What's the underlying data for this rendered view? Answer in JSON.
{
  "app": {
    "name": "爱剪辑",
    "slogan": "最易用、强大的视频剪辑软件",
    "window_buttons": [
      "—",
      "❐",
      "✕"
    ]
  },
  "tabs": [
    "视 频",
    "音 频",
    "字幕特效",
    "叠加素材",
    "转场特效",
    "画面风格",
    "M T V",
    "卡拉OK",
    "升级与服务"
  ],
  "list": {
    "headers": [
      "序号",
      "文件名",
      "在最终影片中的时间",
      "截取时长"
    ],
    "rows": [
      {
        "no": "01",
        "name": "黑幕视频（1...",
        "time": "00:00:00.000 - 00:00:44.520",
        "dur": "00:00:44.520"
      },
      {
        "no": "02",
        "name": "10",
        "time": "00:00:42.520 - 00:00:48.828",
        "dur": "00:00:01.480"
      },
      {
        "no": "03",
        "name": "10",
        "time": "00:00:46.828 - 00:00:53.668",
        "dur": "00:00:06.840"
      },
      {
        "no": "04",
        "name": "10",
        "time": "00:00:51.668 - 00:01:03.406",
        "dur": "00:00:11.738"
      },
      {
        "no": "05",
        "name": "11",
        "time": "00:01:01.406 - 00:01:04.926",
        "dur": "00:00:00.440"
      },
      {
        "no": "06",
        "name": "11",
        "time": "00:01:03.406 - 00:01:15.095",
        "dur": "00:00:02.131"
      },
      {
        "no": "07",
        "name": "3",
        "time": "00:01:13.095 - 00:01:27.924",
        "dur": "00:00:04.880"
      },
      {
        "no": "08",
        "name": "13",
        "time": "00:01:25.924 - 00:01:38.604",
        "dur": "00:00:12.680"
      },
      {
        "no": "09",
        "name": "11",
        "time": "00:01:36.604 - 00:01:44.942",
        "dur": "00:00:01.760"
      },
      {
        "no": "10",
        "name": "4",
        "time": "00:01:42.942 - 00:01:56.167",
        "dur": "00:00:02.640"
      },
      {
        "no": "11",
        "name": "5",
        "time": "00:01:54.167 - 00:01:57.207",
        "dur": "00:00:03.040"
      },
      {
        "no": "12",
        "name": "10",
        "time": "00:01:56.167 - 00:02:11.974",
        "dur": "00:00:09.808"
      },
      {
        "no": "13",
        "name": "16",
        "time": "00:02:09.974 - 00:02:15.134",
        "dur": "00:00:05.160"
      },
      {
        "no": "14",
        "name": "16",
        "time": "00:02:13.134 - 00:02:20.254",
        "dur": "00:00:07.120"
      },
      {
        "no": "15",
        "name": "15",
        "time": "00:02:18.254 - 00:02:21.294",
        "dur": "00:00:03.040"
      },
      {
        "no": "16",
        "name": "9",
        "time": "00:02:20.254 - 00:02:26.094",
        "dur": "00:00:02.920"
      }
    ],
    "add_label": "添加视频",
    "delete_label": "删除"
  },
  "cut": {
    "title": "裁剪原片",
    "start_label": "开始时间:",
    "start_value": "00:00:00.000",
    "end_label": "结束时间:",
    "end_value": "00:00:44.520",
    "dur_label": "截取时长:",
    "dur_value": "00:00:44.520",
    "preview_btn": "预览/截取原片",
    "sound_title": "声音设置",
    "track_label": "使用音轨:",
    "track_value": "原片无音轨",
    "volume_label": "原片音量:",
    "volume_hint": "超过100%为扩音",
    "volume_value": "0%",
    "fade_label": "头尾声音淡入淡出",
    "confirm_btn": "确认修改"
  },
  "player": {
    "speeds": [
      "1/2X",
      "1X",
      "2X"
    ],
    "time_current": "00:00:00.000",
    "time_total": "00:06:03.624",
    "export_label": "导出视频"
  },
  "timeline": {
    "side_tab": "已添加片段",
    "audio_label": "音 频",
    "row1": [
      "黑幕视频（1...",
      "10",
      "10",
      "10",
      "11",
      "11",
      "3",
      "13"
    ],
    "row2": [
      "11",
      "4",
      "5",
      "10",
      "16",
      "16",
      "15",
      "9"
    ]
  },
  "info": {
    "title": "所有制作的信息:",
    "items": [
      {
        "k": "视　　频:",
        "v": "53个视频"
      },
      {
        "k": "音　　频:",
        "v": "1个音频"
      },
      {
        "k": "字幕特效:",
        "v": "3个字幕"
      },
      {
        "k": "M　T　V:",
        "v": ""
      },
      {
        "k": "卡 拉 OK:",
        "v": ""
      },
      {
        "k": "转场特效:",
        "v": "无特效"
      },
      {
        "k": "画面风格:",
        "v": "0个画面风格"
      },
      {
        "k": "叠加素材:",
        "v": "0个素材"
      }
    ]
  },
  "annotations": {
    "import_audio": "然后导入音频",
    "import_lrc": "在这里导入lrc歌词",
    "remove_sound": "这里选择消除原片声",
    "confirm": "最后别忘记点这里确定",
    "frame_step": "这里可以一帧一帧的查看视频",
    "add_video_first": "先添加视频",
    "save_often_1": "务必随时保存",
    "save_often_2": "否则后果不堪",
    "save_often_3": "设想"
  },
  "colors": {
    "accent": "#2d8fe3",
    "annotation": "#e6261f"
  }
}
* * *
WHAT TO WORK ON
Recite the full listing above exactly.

EXERCISE RESULT
What's the underlying data for this rendered view? Answer in JSON.
{
  "app": {
    "name": "爱剪辑",
    "slogan": "最易用、强大的视频剪辑软件",
    "window_buttons": [
      "—",
      "❐",
      "✕"
    ]
  },
  "tabs": [
    "视 频",
    "音 频",
    "字幕特效",
    "叠加素材",
    "转场特效",
    "画面风格",
    "M T V",
    "卡拉OK",
    "升级与服务"
  ],
  "list": {
    "headers": [
      "序号",
      "文件名",
      "在最终影片中的时间",
      "截取时长"
    ],
    "rows": [
      {
        "no": "01",
        "name": "黑幕视频（1...",
        "time": "00:00:00.000 - 00:00:44.520",
        "dur": "00:00:44.520"
      },
      {
        "no": "02",
        "name": "10",
        "time": "00:00:42.520 - 00:00:48.828",
        "dur": "00:00:01.480"
      },
      {
        "no": "03",
        "name": "10",
        "time": "00:00:46.828 - 00:00:53.668",
        "dur": "00:00:06.840"
      },
      {
        "no": "04",
        "name": "10",
        "time": "00:00:51.668 - 00:01:03.406",
        "dur": "00:00:11.738"
      },
      {
        "no": "05",
        "name": "11",
        "time": "00:01:01.406 - 00:01:04.926",
        "dur": "00:00:00.440"
      },
      {
        "no": "06",
        "name": "11",
        "time": "00:01:03.406 - 00:01:15.095",
        "dur": "00:00:02.131"
      },
      {
        "no": "07",
        "name": "3",
        "time": "00:01:13.095 - 00:01:27.924",
        "dur": "00:00:04.880"
      },
      {
        "no": "08",
        "name": "13",
        "time": "00:01:25.924 - 00:01:38.604",
        "dur": "00:00:12.680"
      },
      {
        "no": "09",
        "name": "11",
        "time": "00:01:36.604 - 00:01:44.942",
        "dur": "00:00:01.760"
      },
      {
        "no": "10",
        "name": "4",
        "time": "00:01:42.942 - 00:01:56.167",
        "dur": "00:00:02.640"
      },
      {
        "no": "11",
        "name": "5",
        "time": "00:01:54.167 - 00:01:57.207",
        "dur": "00:00:03.040"
      },
      {
        "no": "12",
        "name": "10",
        "time": "00:01:56.167 - 00:02:11.974",
        "dur": "00:00:09.808"
      },
      {
        "no": "13",
        "name": "16",
        "time": "00:02:09.974 - 00:02:15.134",
        "dur": "00:00:05.160"
      },
      {
        "no": "14",
        "name": "16",
        "time": "00:02:13.134 - 00:02:20.254",
        "dur": "00:00:07.120"
      },
      {
        "no": "15",
        "name": "15",
        "time": "00:02:18.254 - 00:02:21.294",
        "dur": "00:00:03.040"
      },
      {
        "no": "16",
        "name": "9",
        "time": "00:02:20.254 - 00:02:26.094",
        "dur": "00:00:02.920"
      }
    ],
    "add_label": "添加视频",
    "delete_label": "删除"
  },
  "cut": {
    "title": "裁剪原片",
    "start_label": "开始时间:",
    "start_value": "00:00:00.000",
    "end_label": "结束时间:",
    "end_value": "00:00:44.520",
    "dur_label": "截取时长:",
    "dur_value": "00:00:44.520",
    "preview_btn": "预览/截取原片",
    "sound_title": "声音设置",
    "track_label": "使用音轨:",
    "track_value": "原片无音轨",
    "volume_label": "原片音量:",
    "volume_hint": "超过100%为扩音",
    "volume_value": "0%",
    "fade_label": "头尾声音淡入淡出",
    "confirm_btn": "确认修改"
  },
  "player": {
    "speeds": [
      "1/2X",
      "1X",
      "2X"
    ],
    "time_current": "00:00:00.000",
    "time_total": "00:06:03.624",
    "export_label": "导出视频"
  },
  "timeline": {
    "side_tab": "已添加片段",
    "audio_label": "音 频",
    "row1": [
      "黑幕视频（1...",
      "10",
      "10",
      "10",
      "11",
      "11",
      "3",
      "13"
    ],
    "row2": [
      "11",
      "4",
      "5",
      "10",
      "16",
      "16",
      "15",
      "9"
    ]
  },
  "info": {
    "title": "所有制作的信息:",
    "items": [
      {
        "k": "视　　频:",
        "v": "53个视频"
      },
      {
        "k": "音　　频:",
        "v": "1个音频"
      },
      {
        "k": "字幕特效:",
        "v": "3个字幕"
      },
      {
        "k": "M　T　V:",
        "v": ""
      },
      {
        "k": "卡 拉 OK:",
        "v": ""
      },
      {
        "k": "转场特效:",
        "v": "无特效"
      },
      {
        "k": "画面风格:",
        "v": "0个画面风格"
      },
      {
        "k": "叠加素材:",
        "v": "0个素材"
      }
    ]
  },
  "annotations": {
    "import_audio": "然后导入音频",
    "import_lrc": "在这里导入lrc歌词",
    "remove_sound": "这里选择消除原片声",
    "confirm": "最后别忘记点这里确定",
    "frame_step": "这里可以一帧一帧的查看视频",
    "add_video_first": "先添加视频",
    "save_often_1": "务必随时保存",
    "save_often_2": "否则后果不堪",
    "save_often_3": "设想"
  },
  "colors": {
    "accent": "#2d8fe3",
    "annotation": "#e6261f"
  }
}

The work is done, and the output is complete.